When I worked on missile non-proliferation issues at State over ten years ago, Henry Sokolski was my opposite number at the Pentagon. We were almost always at loggerheads. It was my impression that he, like most conservatives working on arms control issues, wanted absolute security from any arms control agreement. That is not going to happen. There are many laws against murder — local, state, federal — but murders occur every day. Many innocent people are killed simply because they are in the wrong place at the wrong time. Similarly, arms control agreements are no guarantee that the things they are supposed to prevent will not occur. But, it’s better to have laws against murder than not to have them, and it’s better to have arms control agreements than not to have them.
The other principle is that countries will usually only agree to things that are in their self interest. They are not going to agree to something that will disadvantage them militarily vis-a-vis neighboring countries, for example. So, if you want Iran to give up something that it believes is in its self interest, uranium enrichment for example, you have to make Iran see that it is in its self interest to do so. For example, if Iran were assured that it would be guaranteed a supply of fuel for nuclear reactors at a lower price than it could produce that fuel itself. But, at the same time, it would have to be sure that neighboring countries, Israel for example, could not threaten it will nuclear destruction. It might also mean that current nuclear countries, other than Israel, would have to renounce nuclear weapons, the US for example.

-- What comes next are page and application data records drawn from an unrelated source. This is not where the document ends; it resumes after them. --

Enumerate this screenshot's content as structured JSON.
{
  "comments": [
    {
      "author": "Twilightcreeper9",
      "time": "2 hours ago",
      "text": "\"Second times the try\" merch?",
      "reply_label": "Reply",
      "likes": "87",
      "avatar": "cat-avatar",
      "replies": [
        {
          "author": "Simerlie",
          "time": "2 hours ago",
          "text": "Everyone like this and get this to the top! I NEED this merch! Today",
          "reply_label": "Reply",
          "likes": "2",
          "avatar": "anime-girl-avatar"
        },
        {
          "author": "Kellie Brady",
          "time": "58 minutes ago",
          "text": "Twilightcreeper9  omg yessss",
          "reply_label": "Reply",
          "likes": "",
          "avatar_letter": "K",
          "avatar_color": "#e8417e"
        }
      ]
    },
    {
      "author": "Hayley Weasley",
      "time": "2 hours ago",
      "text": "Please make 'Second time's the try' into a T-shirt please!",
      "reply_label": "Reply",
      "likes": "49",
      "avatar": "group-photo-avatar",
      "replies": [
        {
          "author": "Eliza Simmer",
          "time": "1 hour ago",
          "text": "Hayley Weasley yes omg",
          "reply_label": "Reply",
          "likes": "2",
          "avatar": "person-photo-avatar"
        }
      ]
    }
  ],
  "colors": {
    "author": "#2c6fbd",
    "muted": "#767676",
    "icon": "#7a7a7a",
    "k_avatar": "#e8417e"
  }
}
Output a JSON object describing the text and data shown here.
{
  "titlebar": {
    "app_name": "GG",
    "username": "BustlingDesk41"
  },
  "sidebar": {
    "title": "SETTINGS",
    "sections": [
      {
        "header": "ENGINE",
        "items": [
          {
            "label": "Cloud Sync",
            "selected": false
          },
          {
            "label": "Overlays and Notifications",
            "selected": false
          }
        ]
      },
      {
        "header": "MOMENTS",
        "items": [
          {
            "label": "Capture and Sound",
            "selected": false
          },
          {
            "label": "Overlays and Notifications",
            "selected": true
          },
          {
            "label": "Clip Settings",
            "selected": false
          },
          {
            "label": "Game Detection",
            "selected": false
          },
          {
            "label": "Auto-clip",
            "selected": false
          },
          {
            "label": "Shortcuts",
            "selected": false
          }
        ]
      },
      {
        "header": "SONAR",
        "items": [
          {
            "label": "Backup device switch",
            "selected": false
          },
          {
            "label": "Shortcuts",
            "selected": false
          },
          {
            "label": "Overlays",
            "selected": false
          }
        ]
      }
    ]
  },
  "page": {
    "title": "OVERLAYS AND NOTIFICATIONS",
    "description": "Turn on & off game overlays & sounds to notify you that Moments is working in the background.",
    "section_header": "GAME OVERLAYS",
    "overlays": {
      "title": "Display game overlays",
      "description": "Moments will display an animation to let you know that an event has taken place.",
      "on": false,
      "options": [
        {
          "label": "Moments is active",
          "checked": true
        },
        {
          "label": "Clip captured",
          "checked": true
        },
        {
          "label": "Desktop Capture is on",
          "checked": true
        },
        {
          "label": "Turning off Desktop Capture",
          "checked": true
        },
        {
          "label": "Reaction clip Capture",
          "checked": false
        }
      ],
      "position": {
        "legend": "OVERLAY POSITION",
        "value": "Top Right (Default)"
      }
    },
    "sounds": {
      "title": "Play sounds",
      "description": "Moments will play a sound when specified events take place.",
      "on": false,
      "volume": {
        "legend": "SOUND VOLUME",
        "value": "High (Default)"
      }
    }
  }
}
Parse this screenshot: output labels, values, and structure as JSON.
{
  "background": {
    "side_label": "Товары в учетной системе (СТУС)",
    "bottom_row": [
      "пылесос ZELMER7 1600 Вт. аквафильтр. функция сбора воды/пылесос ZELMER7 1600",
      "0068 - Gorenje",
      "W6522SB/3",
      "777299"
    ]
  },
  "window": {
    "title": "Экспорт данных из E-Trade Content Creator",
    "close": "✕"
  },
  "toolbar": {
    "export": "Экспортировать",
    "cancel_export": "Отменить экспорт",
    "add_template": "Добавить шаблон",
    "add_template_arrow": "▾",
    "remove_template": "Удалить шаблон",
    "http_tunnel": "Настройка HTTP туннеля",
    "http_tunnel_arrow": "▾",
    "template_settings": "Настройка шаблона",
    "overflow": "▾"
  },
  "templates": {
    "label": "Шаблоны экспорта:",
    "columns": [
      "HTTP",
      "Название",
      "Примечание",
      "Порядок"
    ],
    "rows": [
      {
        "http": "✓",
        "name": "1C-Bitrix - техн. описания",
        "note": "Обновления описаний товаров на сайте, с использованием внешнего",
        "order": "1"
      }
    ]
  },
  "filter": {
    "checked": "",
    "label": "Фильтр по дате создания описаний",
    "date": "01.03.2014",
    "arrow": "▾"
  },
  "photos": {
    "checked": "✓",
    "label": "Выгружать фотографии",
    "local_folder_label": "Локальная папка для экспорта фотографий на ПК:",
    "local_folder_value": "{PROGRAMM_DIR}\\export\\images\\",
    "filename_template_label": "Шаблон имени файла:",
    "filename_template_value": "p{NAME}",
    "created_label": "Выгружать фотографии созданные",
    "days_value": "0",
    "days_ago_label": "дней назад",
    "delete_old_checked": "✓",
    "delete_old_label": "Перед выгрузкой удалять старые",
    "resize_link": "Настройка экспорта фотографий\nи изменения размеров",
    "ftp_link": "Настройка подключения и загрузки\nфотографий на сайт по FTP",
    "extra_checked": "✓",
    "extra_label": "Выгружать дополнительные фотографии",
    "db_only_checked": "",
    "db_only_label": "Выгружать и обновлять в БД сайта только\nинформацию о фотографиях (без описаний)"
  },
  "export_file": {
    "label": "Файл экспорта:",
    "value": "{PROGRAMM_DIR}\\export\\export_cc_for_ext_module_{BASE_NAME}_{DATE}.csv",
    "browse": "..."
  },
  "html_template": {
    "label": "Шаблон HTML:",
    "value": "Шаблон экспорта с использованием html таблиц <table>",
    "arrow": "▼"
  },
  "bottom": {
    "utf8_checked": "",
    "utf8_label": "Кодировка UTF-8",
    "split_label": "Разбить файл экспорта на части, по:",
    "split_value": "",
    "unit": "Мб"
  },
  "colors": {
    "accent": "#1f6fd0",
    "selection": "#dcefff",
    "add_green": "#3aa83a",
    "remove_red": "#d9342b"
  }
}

Sokolski glosses over this major problem of nations not agreeing to things not in their self interest, when he says:
The first view was reflected in the original intent for the negotiations announced by Fred Aiken, the Irish foreign minister in 1959, when he laid down the first resolution for a nonproliferation treaty. He basically was concerned that the spread of nuclear weapons to additional states would make disarmament less likely, because it would make war, either inadvertent or deliberate, more likely.
Now that set of concerns produced the first three articles of the treaty, and they basically said, “If you have nuclear weapons, don’t give them to anyone else; if you don’t have any, don’t try to get any; and everyone should submit themselves to inspections to make sure there’s no diversion.” That was, I think, a very sound view. What happened in the mid-1960s was [the result of] impatience in getting the superpowers to agree with this treaty, compounded by a new theory of what the worry of the world was, which was that there would be an arms race between superpowers that would start the next war, and there would be what they call vertical proliferation, and that had to be blocked. And that what we really needed to do was to get countries to make sure that if they had nuclear weapons, they didn’t get many more of them, and that they didn’t try to proliferate and make them better and quicker, or more accurate. And that what we really needed to do then was to make sure that there were only finite deterrent forces, if there were nuclear weapons. Now, that theory gave rise to things like mutual assured destruction and the like. (Italics supplied)
You can’t have a treaty unless people (nuclear weapons states and non-nuclear states) agree to it. My problem with Sokolski and other DOD types was that they always wanted one-sided, restrictive agreements that no one else would accept. Their favored agreements were dead on arrival.
If they rewrite the NPT in the same manner, the NPT will cease to be an agreement which almost every country in the world has accepted. Granted there are important exceptions — North Korea, India, Pakistan, Israel — but by refusing to accept the NPT they brand themselves as outlaw regimes. The problem is not only what to do about countries like Iran that adhere to the NPT but might withdraw at some future time, but what we do about those countries like North Korea and India, who simply thumb their noses at the treaty.